**Problem statement**
Which lines of the data hold the word "title"? Copy all of them.

**Records**
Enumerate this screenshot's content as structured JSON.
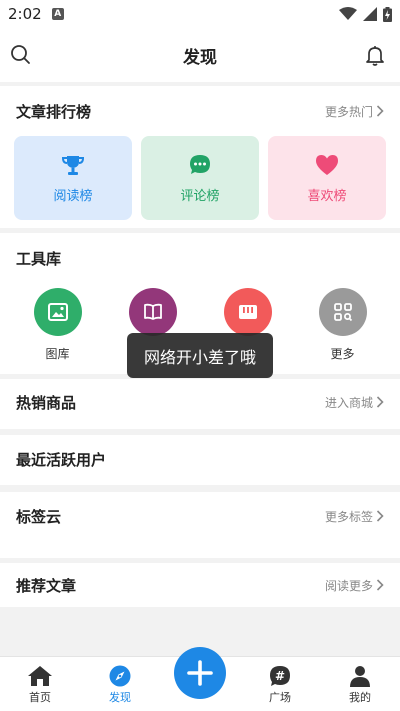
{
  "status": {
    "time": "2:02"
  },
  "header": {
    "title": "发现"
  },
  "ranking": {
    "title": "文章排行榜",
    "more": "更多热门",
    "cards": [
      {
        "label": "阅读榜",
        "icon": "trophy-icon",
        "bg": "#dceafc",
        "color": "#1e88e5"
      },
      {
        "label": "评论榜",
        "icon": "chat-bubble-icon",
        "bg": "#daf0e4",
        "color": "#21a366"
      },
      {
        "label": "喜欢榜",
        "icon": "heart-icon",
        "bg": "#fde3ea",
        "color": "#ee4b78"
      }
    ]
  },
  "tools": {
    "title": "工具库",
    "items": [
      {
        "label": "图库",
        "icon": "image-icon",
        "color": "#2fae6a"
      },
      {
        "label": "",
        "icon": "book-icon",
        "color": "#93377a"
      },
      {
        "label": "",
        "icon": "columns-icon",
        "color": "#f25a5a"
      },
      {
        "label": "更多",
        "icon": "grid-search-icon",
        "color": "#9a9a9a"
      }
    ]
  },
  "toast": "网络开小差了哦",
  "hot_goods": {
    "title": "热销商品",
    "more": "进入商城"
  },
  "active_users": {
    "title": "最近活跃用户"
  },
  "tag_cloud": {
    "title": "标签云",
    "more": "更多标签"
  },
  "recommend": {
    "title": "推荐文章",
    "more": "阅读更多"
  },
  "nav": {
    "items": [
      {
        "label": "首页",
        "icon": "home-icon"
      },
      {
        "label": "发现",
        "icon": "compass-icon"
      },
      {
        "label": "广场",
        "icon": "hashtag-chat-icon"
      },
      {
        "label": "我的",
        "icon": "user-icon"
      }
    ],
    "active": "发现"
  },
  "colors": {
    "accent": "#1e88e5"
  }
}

**Response to this task**
    "title": "发现"
    "title": "文章排行榜",
    "title": "工具库",
    "title": "热销商品",
    "title": "最近活跃用户"
    "title": "标签云",
    "title": "推荐文章",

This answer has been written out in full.